President Donald Trump could not decide how to react to North Korean leader Kim Jong Un, who showed openness to talks with South Korea in his New Year’s speech, when commenting on the news on Tuesday.

In a series of morning tweets that touched on several topics, including ongoing anti-government protests in Iran, Hillary Clinton’s aide Huma Abedin, and the New York Times’ new publisher, Trump also discussed developments on the Korean peninsula.

“Sanctions and ‘other’ pressures are beginning to have a big impact on North Korea. Soldiers are dangerously fleeing to South Korea. Rocket man now wants to talk to South Korea for first time. Perhaps that is good news, perhaps not - we will see!” he wrote.

South Korea welcomed Kim’s address and invited North Korea to hold talks to discuss cooperation at the upcoming Winter Olympic Games on January 9, at the border village of Panmunjom in the demilitarized zone separating the two countries. China was one of the first countries to express support for the talks which, according to the South Korean unification minister, had been discussed with the U.S.

Trump has often used the "We'll see" approach to discuss North Korea—as well as other matters such as firing Attorney General Jeff Sessions—but this time he may have decided to learn from the past and avoid jumping to conclusions about Kim’s behaviour.

In August, Trump tweeted the North Korean leader had made a “wise” and “well-reasoned decision” to hold off a missile strike on the U.S. territory of Guam for which plans were made and advertized to the world—a comment that was hard to match with Kim’s continuous disregard for the international community’s demands to stop test-firing missiles and nuclear weapons.
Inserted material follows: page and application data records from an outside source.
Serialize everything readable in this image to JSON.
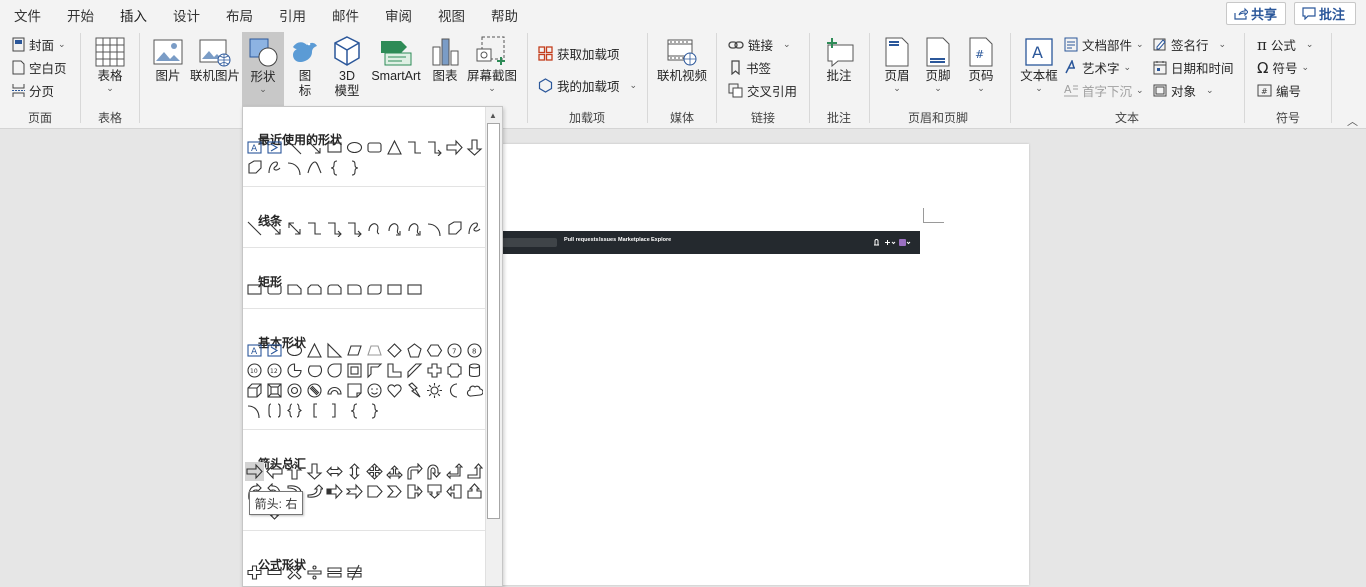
{
  "tabs": [
    "文件",
    "开始",
    "插入",
    "设计",
    "布局",
    "引用",
    "邮件",
    "审阅",
    "视图",
    "帮助"
  ],
  "active_tab": "插入",
  "share_label": "共享",
  "comments_label": "批注",
  "groups": {
    "pages": {
      "label": "页面",
      "cover": "封面",
      "blank": "空白页",
      "break": "分页"
    },
    "tables": {
      "label": "表格",
      "table": "表格"
    },
    "illustrations": {
      "picture": "图片",
      "online_picture": "联机图片",
      "shapes": "形状",
      "icons_line1": "图",
      "icons_line2": "标",
      "model_line1": "3D",
      "model_line2": "模型",
      "smartart": "SmartArt",
      "chart": "图表",
      "screenshot": "屏幕截图"
    },
    "addins": {
      "label": "加载项",
      "get": "获取加载项",
      "mine": "我的加载项"
    },
    "media": {
      "label": "媒体",
      "video": "联机视频"
    },
    "links": {
      "label": "链接",
      "link": "链接",
      "bookmark": "书签",
      "crossref": "交叉引用"
    },
    "comments": {
      "label": "批注",
      "comment": "批注"
    },
    "header_footer": {
      "label": "页眉和页脚",
      "header": "页眉",
      "footer": "页脚",
      "page_number": "页码"
    },
    "text": {
      "label": "文本",
      "textbox": "文本框",
      "quick_parts": "文档部件",
      "wordart": "艺术字",
      "dropcap": "首字下沉",
      "signature": "签名行",
      "datetime": "日期和时间",
      "object": "对象"
    },
    "symbols": {
      "label": "符号",
      "equation": "公式",
      "symbol": "符号",
      "numbering": "编号"
    }
  },
  "gallery": {
    "sections": [
      "最近使用的形状",
      "线条",
      "矩形",
      "基本形状",
      "箭头总汇",
      "公式形状"
    ],
    "tooltip": "箭头: 右"
  },
  "document": {
    "screenshot_links": [
      "Pull requests",
      "Issues",
      "Marketplace",
      "Explore"
    ]
  },
  "colors": {
    "accent": "#2b579a",
    "ribbon": "#f3f3f3",
    "canvas": "#e6e6e6"
  }
}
01_02_KJU North Korea's leader Kim Jong Un speaks during a New Year's Day speech in this photo released by North Korea's Korean Central News Agency (KCNA) in Pyongyang on January 1, 2018. KCNA/via Reuters

Kim delivered his New Year’s speech in an uncharacteristic light-gray suit which a South Korean analysis by the state-run Korea Institute for National Unification quoted in Reuters interpreted as an attempt to project a softer image.
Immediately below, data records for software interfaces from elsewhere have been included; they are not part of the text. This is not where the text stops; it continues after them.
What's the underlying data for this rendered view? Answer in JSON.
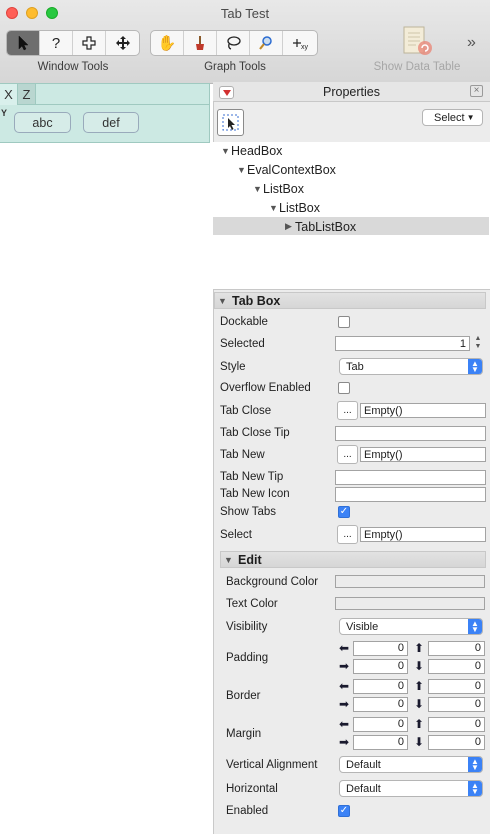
{
  "window": {
    "title": "Tab Test"
  },
  "toolbar": {
    "groups": [
      {
        "label": "Window Tools"
      },
      {
        "label": "Graph Tools"
      }
    ],
    "show_data_table": "Show Data Table",
    "overflow": "»"
  },
  "tabs": [
    {
      "label": "X",
      "selected": true
    },
    {
      "label": "Z",
      "selected": false
    }
  ],
  "tab_content": {
    "axis_label": "Y",
    "buttons": [
      "abc",
      "def"
    ]
  },
  "properties": {
    "title": "Properties",
    "select_button": "Select",
    "tree": [
      {
        "label": "HeadBox",
        "depth": 0,
        "expanded": true
      },
      {
        "label": "EvalContextBox",
        "depth": 1,
        "expanded": true
      },
      {
        "label": "ListBox",
        "depth": 2,
        "expanded": true
      },
      {
        "label": "ListBox",
        "depth": 3,
        "expanded": true
      },
      {
        "label": "TabListBox",
        "depth": 4,
        "expanded": false,
        "selected": true
      }
    ],
    "tabbox": {
      "header": "Tab Box",
      "dockable": {
        "label": "Dockable",
        "checked": false
      },
      "selected": {
        "label": "Selected",
        "value": "1"
      },
      "style": {
        "label": "Style",
        "value": "Tab"
      },
      "overflow": {
        "label": "Overflow Enabled",
        "checked": false
      },
      "tab_close": {
        "label": "Tab Close",
        "value": "Empty()"
      },
      "tab_close_tip": {
        "label": "Tab Close Tip",
        "value": ""
      },
      "tab_new": {
        "label": "Tab New",
        "value": "Empty()"
      },
      "tab_new_tip": {
        "label": "Tab New Tip",
        "value": ""
      },
      "tab_new_icon": {
        "label": "Tab New Icon",
        "value": ""
      },
      "show_tabs": {
        "label": "Show Tabs",
        "checked": true
      },
      "select": {
        "label": "Select",
        "value": "Empty()"
      }
    },
    "edit": {
      "header": "Edit",
      "background_color": {
        "label": "Background Color",
        "value": ""
      },
      "text_color": {
        "label": "Text Color",
        "value": ""
      },
      "visibility": {
        "label": "Visibility",
        "value": "Visible"
      },
      "padding": {
        "label": "Padding",
        "left": "0",
        "top": "0",
        "right": "0",
        "bottom": "0"
      },
      "border": {
        "label": "Border",
        "left": "0",
        "top": "0",
        "right": "0",
        "bottom": "0"
      },
      "margin": {
        "label": "Margin",
        "left": "0",
        "top": "0",
        "right": "0",
        "bottom": "0"
      },
      "vertical_alignment": {
        "label": "Vertical Alignment",
        "value": "Default"
      },
      "horizontal": {
        "label": "Horizontal",
        "value": "Default"
      },
      "enabled": {
        "label": "Enabled",
        "checked": true
      }
    }
  },
  "colors": {
    "accent": "#3b82f6",
    "tab_panel": "#cce9e3"
  }
}
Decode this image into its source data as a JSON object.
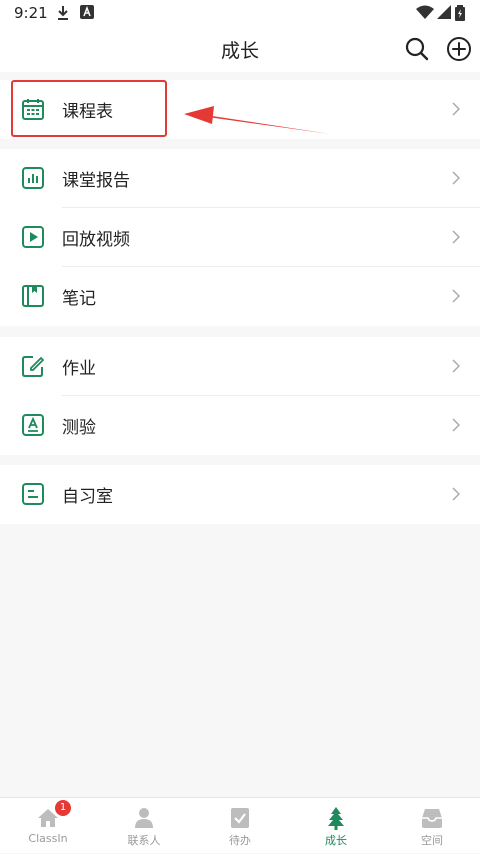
{
  "status_bar": {
    "time": "9:21"
  },
  "header": {
    "title": "成长"
  },
  "sections": [
    {
      "items": [
        {
          "label": "课程表",
          "icon": "calendar-icon"
        }
      ]
    },
    {
      "items": [
        {
          "label": "课堂报告",
          "icon": "report-chart-icon"
        },
        {
          "label": "回放视频",
          "icon": "play-video-icon"
        },
        {
          "label": "笔记",
          "icon": "notebook-icon"
        }
      ]
    },
    {
      "items": [
        {
          "label": "作业",
          "icon": "edit-homework-icon"
        },
        {
          "label": "测验",
          "icon": "quiz-icon"
        }
      ]
    },
    {
      "items": [
        {
          "label": "自习室",
          "icon": "study-room-icon"
        }
      ]
    }
  ],
  "tab_bar": {
    "tabs": [
      {
        "label": "ClassIn",
        "badge": "1",
        "icon": "home-icon"
      },
      {
        "label": "联系人",
        "icon": "contacts-icon"
      },
      {
        "label": "待办",
        "icon": "todo-icon"
      },
      {
        "label": "成长",
        "icon": "tree-icon",
        "active": true
      },
      {
        "label": "空间",
        "icon": "inbox-icon"
      }
    ]
  },
  "colors": {
    "accent": "#1f8a5b",
    "highlight": "#e53935",
    "inactive": "#9a9a9a"
  }
}
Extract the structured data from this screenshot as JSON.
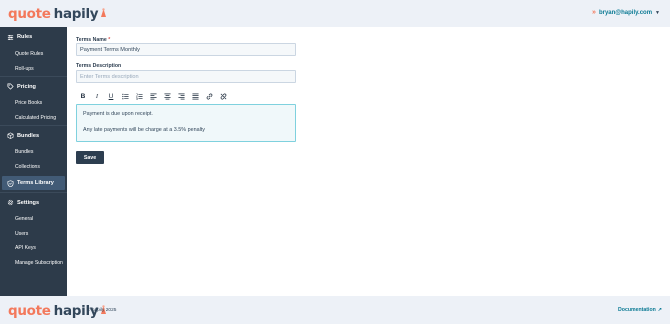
{
  "header": {
    "logo": {
      "word1": "quote",
      "word2": "hapily"
    },
    "user_email": "bryan@hapily.com"
  },
  "sidebar": {
    "sections": [
      {
        "label": "Rules",
        "icon": "sliders-icon",
        "items": [
          "Quote Rules",
          "Roll-ups"
        ]
      },
      {
        "label": "Pricing",
        "icon": "tag-icon",
        "items": [
          "Price Books",
          "Calculated Pricing"
        ]
      },
      {
        "label": "Bundles",
        "icon": "box-icon",
        "items": [
          "Bundles",
          "Collections"
        ]
      },
      {
        "label": "Terms Library",
        "icon": "shield-icon",
        "active": true,
        "items": []
      },
      {
        "label": "Settings",
        "icon": "gear-icon",
        "items": [
          "General",
          "Users",
          "API Keys",
          "Manage Subscription"
        ]
      }
    ]
  },
  "form": {
    "name_label": "Terms Name",
    "required_mark": "*",
    "name_value": "Payment Terms Monthly",
    "description_label": "Terms Description",
    "description_placeholder": "Enter Terms description",
    "editor_lines": [
      "Payment is due upon receipt.",
      "Any late payments will be charge at a 3.5% penalty"
    ],
    "save_label": "Save",
    "toolbar": [
      "B",
      "I",
      "U"
    ]
  },
  "footer": {
    "logo": {
      "word1": "quote",
      "word2": "hapily"
    },
    "copyright": "© hapily 2025",
    "doc_link": "Documentation"
  },
  "colors": {
    "accent": "#f3795c",
    "link": "#0b7a94",
    "sidebar_bg": "#2d3b4a",
    "active_item": "#425b76",
    "editor_border": "#7fd1de"
  }
}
The North Korean leader however also used the speech to warn the U.S. that he too, like Trump, has a nuclear button at hand. “The whole of its mainland is within the range of our nuclear strike and the nuclear button is on my office desk all the time," Kim said in the same speech in which he offered to “help” the South Korean “compatriots” make the Olympic Games hosted in February in Pyeongchang, 50 miles south of the inter-Korean border, a success.

Some analysts see Kim’s rhetoric as an attempt to divide the two allies. "A major part of the Kim family playbook is to exploit and to widen the divergences in the interests, in the first instance between the U.S. and South Korea, but more broadly among the five major neighbours," Daniel Russel, former U.S. diplomat for East Asia currently senior fellow at the Asia Society Policy Institute, told Reuters.
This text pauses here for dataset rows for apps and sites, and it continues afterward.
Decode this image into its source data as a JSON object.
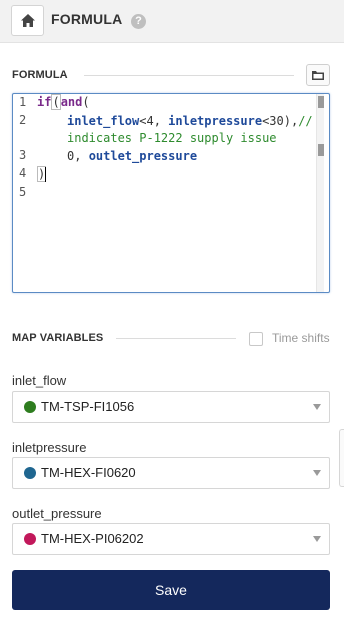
{
  "header": {
    "title": "FORMULA",
    "help_glyph": "?",
    "home_icon": "home-icon",
    "help_icon": "help-icon"
  },
  "formula_section": {
    "label": "FORMULA",
    "folder_icon": "folder-icon"
  },
  "editor": {
    "line_numbers": [
      "1",
      "2",
      "",
      "3",
      "4",
      "5"
    ],
    "lines": {
      "l1_kw1": "if",
      "l1_paren": "(",
      "l1_kw2": "and",
      "l1_rest": "(",
      "l2_var1": "inlet_flow",
      "l2_mid1": "<4, ",
      "l2_var2": "inletpressure",
      "l2_mid2": "<30),",
      "l2_comment_a": "//",
      "l2_comment_b": "indicates P-1222 supply issue",
      "l3_text": "0, ",
      "l3_var": "outlet_pressure",
      "l4_text": ")"
    }
  },
  "map_variables": {
    "label": "MAP VARIABLES",
    "time_shifts_label": "Time shifts",
    "time_shifts_checked": false,
    "variables": [
      {
        "name": "inlet_flow",
        "tag": "TM-TSP-FI1056",
        "color": "#2e7d1f"
      },
      {
        "name": "inletpressure",
        "tag": "TM-HEX-FI0620",
        "color": "#1f6690"
      },
      {
        "name": "outlet_pressure",
        "tag": "TM-HEX-PI06202",
        "color": "#c2185b"
      }
    ]
  },
  "actions": {
    "save_label": "Save"
  },
  "colors": {
    "primary_button": "#14285c",
    "editor_border": "#5b8bc4"
  }
}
Kim has yet to show he’d follow through with actions. As South Korean media reported on Tuesday, North Korea has not even answered the phone Seoul has called twice daily since February 2016.